Mexican Drug Fight Nets 60,000 Suspects
Friday, May 1, 2009
MEXICO CITY -- Mexican authorities have arrested more than 60,000 people in connection with drug trafficking over the past two years, according to government statistics from a nationwide crackdown that has also led to dramatic increases in violence and allegations of human rights abuse.
The detention figures, obtained by The Washington Post, represent the first public accounting of the government's offensive against Mexico's powerful drug cartels. President Felipe Calderón declared war against the traffickers shortly after taking office in December 2006, giving the military unprecedented law enforcement duties.
Drug trafficking in Mexico employs an estimated 150,000 people, according to U.S. officials, so 60,000 arrests could represent progress in the fight against the cartels.

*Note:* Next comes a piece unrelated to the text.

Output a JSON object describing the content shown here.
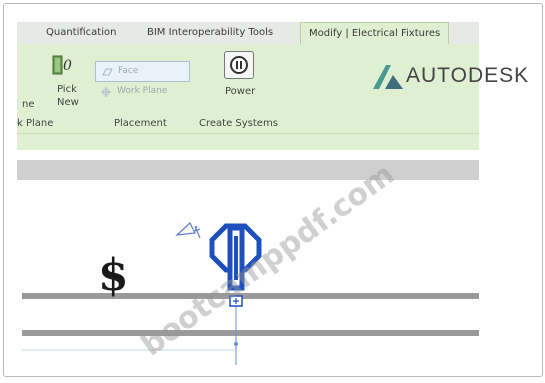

But the Mexican attorney general's office said it was unable to disclose how many of the detainees remain in custody or whether they had been charged with crimes related to drug trafficking. In Mexico, it is not unusual for suspects to be arrested, paraded before television cameras but later quietly released without being charged with a crime.
The statistics reveal the expanding reach of the Mexican military in the drug war. From December 2006 to March this year, according to the Defense Ministry, the army had arrested 12,251 people, nearly one-quarter of the drug-related arrests reported by the government. Since 2007, monthly detentions by the military rose 129 percent, the figures show. The military said it had arrested only those who were caught in the act of committing a crime.
"I've never seen numbers that come close to this," said Roderic Ai Camp, an expert on the Mexican military at Claremont McKenna College in California.
During the Calderón administration, hundreds of active-duty and retired military officers have taken command positions in police agencies throughout the country. The army and police perform joint operations in several zones where trafficking and violence have been greatest. In the border city of Juarez, for example, all public security is under the military's control.
In a report released this week, Human Rights Watch alleges that the military has "committed serious human rights violations" while fighting the drug war, "including enforced disappearances, killings, torture, rape and arbitrary detentions." The report describes 17 cases involving what it describes as "egregious crimes" by soldiers against more than 70 victims.
The system lacks a process to investigate and, when necessary, bring soldiers to trial in open proceedings with full transparency, Human Rights Watch said. Allegations of human rights abuses by the military currently are judged by the military in proceedings that are mostly hidden from public scrutiny. Human Rights Watch called on the Calderón administration to prosecute serious abuses by the military in civilian courts.
"They can point to the numbers and say they are doing an effective job, but you have to ask: 'What do these numbers really mean? Are all those arrested back out on the streets?' " said José Miguel Vivanco, director of the Americas program for Human Rights Watch.
Carlos Flores, a Mexico City-based expert on organized crime, said the government's inability to account for the detainees suggests a weakness. "Either they are detaining people for whom they cannot effectively articulate a legal basis for the crime they allegedly committed," Flores said, "or the justice system is so permeated by these criminal organizations that even if their members are detained, they are able to get them out. Both are equally plausible."
The military detained 3,581 people for drug-related offenses in 2007, an average of 298 a month, according to the Defense Ministry. That number rose to 6,207, or 517 a month, in 2008. This year through March, the military had arrested 2,043 people, or 681 a month.